From: lyal.collins (lyal.collinskey2it.com.au)
Date: Tue Feb 15 2005 - 20:37:19 CST
One difference occurs to me immediately.
In the CC scheme, every legitmate participant (issuing, acquiring, cardholder,
merchant et al) have knowingly agreed to a contract under a common structure.
In CA/PKI land, you may be legally and contractually obligated and have
certain rights defined (or restricted) as a 'relying party', despite having
have no prior commercial or contractual agreement with any other entity in the
PKI heirarchy, or even knowledge that these other entities exist.
Being bound by commercial contracts without prior knowledge is a serious
impediment in the 'trust' being discussed here, imho.
> A quick (and very non-scientific) thought: Do you have trust in the
> issuer of your CC?
> Do you trust a shop that has "Your major CC accepted" posted on the door?
> Do you trust someone that can't provide the means to verify that trust,
> with or without the sign?
> Do you, as an average tourist, even know how you could check it?
> I would think that the answer lies in one of those questions..
> Thor (Hammer of God) wrote:
> >>> Nonsense.

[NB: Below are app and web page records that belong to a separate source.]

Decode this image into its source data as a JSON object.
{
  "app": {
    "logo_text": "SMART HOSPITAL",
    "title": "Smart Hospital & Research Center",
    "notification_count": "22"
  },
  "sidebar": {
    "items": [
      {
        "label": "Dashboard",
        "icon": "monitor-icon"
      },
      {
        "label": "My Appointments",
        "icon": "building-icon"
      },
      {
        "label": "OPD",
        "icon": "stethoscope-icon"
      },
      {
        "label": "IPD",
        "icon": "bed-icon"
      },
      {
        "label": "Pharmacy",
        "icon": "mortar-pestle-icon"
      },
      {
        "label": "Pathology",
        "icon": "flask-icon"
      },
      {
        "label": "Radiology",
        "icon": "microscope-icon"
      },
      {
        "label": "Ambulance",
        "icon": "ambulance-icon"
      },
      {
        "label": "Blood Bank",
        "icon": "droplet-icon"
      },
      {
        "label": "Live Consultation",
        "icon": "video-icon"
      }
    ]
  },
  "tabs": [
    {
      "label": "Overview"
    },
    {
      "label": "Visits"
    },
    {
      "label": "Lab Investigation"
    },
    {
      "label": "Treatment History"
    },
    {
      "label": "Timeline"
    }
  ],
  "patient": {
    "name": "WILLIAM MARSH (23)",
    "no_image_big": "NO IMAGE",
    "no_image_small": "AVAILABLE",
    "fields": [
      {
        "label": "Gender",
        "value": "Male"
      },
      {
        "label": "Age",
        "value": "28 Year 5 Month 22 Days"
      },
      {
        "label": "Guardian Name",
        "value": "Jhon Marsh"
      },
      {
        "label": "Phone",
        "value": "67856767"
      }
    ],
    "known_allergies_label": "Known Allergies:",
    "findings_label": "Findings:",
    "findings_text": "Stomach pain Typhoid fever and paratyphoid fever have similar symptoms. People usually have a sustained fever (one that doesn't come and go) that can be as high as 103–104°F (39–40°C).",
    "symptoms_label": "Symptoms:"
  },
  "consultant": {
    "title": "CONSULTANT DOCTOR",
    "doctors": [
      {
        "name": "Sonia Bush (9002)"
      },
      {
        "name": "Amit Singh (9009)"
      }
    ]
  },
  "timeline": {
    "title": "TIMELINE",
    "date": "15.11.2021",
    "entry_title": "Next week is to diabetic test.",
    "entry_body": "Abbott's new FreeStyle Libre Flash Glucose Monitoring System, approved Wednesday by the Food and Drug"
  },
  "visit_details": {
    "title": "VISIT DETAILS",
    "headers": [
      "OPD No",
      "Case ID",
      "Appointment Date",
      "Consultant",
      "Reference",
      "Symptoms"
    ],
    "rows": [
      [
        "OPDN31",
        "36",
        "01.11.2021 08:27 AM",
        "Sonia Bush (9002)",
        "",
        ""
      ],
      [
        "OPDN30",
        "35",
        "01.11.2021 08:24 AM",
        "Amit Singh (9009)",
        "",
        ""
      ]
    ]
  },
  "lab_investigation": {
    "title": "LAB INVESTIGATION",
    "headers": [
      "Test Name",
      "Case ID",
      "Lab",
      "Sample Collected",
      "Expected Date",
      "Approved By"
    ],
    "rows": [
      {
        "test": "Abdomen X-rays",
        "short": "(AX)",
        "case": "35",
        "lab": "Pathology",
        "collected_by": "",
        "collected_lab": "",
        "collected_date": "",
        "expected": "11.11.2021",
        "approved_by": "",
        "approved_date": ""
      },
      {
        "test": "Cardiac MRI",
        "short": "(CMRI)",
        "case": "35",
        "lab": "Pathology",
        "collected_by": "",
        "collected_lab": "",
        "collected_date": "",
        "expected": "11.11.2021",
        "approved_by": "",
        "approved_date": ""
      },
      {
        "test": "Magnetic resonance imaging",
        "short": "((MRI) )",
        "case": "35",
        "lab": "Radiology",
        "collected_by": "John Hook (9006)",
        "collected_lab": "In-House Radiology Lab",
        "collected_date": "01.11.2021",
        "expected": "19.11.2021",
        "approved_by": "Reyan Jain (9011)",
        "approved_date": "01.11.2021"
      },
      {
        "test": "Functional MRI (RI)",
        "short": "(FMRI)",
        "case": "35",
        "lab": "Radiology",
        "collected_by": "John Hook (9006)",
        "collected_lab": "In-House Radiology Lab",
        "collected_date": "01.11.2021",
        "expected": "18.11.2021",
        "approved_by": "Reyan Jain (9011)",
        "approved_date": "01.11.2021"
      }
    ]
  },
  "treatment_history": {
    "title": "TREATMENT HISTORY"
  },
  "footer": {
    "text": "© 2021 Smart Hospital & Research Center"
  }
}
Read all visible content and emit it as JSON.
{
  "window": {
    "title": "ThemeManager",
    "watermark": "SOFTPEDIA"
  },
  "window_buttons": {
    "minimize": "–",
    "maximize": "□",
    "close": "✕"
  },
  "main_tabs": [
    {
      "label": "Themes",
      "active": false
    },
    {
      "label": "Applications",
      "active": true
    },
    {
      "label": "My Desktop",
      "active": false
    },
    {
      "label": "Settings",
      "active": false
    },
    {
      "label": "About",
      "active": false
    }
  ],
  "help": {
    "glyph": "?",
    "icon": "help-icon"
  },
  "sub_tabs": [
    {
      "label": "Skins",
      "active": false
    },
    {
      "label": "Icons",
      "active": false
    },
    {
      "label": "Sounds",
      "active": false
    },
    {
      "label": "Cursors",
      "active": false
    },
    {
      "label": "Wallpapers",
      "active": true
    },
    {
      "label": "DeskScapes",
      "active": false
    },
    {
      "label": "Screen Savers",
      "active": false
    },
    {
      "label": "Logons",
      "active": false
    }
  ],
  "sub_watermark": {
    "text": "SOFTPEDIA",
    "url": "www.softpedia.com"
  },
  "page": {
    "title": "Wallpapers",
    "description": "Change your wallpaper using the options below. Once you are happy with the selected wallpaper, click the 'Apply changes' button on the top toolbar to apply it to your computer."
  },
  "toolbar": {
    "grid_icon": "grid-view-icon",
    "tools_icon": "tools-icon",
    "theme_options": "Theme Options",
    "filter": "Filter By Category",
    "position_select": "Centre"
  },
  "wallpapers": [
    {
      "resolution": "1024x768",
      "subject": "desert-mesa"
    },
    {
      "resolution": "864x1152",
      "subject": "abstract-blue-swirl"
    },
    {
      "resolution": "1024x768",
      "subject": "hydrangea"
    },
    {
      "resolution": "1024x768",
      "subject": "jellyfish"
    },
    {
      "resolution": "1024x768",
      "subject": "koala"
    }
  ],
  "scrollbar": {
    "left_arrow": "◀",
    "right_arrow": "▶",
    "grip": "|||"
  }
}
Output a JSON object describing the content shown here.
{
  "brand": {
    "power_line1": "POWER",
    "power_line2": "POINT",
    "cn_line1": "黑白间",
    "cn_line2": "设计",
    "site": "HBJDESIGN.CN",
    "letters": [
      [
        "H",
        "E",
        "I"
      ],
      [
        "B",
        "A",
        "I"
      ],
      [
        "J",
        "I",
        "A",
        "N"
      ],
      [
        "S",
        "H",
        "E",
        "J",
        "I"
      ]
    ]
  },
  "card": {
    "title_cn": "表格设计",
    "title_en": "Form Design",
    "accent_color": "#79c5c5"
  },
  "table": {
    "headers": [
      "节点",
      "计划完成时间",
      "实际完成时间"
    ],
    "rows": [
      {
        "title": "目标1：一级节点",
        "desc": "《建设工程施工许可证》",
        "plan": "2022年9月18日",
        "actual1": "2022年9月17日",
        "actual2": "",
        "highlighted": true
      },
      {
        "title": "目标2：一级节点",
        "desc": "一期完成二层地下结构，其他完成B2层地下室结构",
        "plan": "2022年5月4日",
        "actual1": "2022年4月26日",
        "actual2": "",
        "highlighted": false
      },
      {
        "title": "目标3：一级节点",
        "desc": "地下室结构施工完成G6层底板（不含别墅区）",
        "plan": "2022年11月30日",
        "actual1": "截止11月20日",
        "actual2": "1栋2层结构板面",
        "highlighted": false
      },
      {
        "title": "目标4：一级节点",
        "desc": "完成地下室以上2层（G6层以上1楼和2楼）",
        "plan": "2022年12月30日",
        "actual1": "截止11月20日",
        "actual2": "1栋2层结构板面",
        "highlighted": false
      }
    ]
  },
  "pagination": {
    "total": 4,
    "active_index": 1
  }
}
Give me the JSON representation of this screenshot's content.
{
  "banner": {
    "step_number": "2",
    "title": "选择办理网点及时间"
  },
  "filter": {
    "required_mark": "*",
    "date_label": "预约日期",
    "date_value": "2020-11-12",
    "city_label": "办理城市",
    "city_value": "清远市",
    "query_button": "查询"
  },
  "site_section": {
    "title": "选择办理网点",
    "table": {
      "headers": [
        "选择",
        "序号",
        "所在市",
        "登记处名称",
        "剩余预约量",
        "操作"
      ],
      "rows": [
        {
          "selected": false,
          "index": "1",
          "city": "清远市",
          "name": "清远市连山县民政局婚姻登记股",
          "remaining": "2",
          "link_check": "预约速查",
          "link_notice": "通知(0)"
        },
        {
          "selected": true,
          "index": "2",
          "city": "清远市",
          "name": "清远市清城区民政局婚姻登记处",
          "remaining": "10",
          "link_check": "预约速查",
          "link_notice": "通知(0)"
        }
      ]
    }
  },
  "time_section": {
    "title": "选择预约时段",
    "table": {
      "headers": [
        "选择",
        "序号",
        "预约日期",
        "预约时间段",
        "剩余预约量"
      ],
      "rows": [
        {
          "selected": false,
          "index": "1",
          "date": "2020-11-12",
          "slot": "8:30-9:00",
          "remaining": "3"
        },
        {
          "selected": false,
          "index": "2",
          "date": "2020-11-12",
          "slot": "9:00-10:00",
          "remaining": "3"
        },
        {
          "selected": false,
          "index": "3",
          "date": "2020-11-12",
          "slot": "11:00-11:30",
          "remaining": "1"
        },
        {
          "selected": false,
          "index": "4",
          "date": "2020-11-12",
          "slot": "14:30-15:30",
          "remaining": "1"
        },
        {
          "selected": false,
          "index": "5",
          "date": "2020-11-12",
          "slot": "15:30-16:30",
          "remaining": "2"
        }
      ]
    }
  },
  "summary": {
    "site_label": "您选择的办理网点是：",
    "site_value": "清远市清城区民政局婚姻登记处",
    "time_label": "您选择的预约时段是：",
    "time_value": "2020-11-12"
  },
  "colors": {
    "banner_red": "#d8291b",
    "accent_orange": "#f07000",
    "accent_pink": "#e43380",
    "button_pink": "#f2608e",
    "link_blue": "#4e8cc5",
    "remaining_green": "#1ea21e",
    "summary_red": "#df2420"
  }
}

The CA is asking for your trust and can only earn revenue
> >>> based
> >>> upon the number of people who trust it.
> >> Wrong. The CA gains trust because it manages to get its certificate
> >> included
> >> with the default package for major browsers.
> >> It then has to persuade its customers (the server operators) to buy a
> >> certificate. It does not have to persuade any user: trust is already
> >> implied by the bundling.
> > Of course the CA has to gain the trust of the users... There are many
> > uses for client-based certificates: code signing, user verification,
> > email encryption, automatic mapping of user account to personal
> > certificates, blah blah blah. The business model of commercial CA's
> > is most certainly not limited to server operators only. While
> > personal certificate stores come with pre-trusted root certificates
> > from many CA's to automatically trust many server-based functions,
> > there is a vast market for client certs.
> > T
> No virus found in this outgoing message.
> Checked by AVG Anti-Virus.
> Version: 7.0.300 / Virus Database: 265.8.8 - Release Date: 14/02/2005